“Sofradir MCT technology for space applications"

SPIE Berlin 2009– Remote Sensing

 

 

ABSTRACT

Keywords: Sofradir, Infrared detectors, MCT, Focal plane arrays, space

The field of SWIR detectors for space applications is strongly growing those last years, mainly because of the increasing need for environmental missions in the SWIR detection range. For now more than 10 years, Sofradir is involved in that field, developing and improving its SWIR detectors technology, leading to a mature technology that enable to address most of missions needs in term of performances, but also with respect to hard environmental constraints.

SWIR detection range at Sofradir has been qualified for space applications thanks to various programs already run (APEX or Bepi-Colombo programs) or currently running (Sentinel 2, PRISMA mission). For Sentinel 2, a 1280x3 with a 15µm pitch in the SWIR range (CTIA) has been developed and is currently being validated. 1000x256 or 500x256 arrays 30 µm pitch (called Saturn or Neptune detectors) have already been validated in terms of irradiation behavior, thermal cycling, and ageing.
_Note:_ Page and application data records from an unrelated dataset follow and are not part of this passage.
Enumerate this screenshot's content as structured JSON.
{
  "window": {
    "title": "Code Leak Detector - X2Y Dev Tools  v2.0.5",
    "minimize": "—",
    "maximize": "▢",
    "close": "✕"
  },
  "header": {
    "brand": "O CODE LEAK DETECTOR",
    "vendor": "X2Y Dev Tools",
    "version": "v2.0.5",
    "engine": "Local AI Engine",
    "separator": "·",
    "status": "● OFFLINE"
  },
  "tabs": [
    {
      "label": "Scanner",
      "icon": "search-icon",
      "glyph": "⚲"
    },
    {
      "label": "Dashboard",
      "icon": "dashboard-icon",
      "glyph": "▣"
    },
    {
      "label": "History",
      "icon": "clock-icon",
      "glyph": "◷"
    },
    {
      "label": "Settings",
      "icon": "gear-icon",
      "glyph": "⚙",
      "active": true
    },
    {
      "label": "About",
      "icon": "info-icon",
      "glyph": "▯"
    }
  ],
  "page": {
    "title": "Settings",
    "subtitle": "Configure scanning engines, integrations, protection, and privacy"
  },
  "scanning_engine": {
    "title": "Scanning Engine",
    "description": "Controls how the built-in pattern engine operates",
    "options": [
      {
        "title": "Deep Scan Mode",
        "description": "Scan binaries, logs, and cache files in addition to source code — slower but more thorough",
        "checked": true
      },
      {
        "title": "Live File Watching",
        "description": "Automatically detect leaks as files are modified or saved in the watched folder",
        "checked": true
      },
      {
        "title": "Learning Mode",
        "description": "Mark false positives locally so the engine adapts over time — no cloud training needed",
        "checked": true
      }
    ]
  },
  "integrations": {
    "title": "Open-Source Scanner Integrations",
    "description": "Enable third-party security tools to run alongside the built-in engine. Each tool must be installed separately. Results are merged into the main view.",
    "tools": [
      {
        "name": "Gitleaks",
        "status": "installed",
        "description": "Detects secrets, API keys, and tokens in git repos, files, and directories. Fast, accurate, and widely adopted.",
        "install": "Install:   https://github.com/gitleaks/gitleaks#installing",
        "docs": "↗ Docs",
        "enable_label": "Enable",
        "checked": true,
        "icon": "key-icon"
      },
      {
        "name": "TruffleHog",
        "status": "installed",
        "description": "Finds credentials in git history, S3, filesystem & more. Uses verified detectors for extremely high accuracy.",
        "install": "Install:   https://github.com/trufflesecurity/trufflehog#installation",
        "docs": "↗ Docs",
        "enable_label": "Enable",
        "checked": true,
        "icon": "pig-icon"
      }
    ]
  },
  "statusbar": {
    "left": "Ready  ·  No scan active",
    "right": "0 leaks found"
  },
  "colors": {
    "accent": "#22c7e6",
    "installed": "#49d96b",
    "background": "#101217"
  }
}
Specific package designs have been validated in terms of high levels of shocks and vibrations. In particular, for both Sentinel 2 and PRISMA programs, Sofradir has developed reliable packaging compatible with passive cooling.

Recently, for PRISMA mission, Sofradir is extending its Visible-Near infra-red technology, called VISIR, to 1000x256 hyperspectral arrays. This technology has the huge advantage to enable detection in both visible range and SWIR detection range (0.4µm up to 2.5µm), thus limiting the number of needed channels for hyperspectral applications but also outshining the classical limitation of Silicon Visible detectors, for which the sensitivity is dramatically dropping above 0.9 µm.

In this paper, we will present recent results obtained on 1000x256 SWIR and Visible detectors through the different space programs in which they are involved. Characterization of those detectors as well as latest validation results will be presented. Finally, an overview of our latest development for space programs based on Sofradir SWIR detectors is presented.

 

AUTHORS :

Yoanna-Reine NOWICK-BRINGUIER, Philippe CHORIER
SOFRADIR, 43-47 rue Camille Pelletan,
92290 CHÂTENAY-MALABRY, France
Phone: 33.1.41.13.45.30    Fax : 33.1.46.61.58.84
E-mail: yoanna-reine.nowicki-bringuier@sofradir.com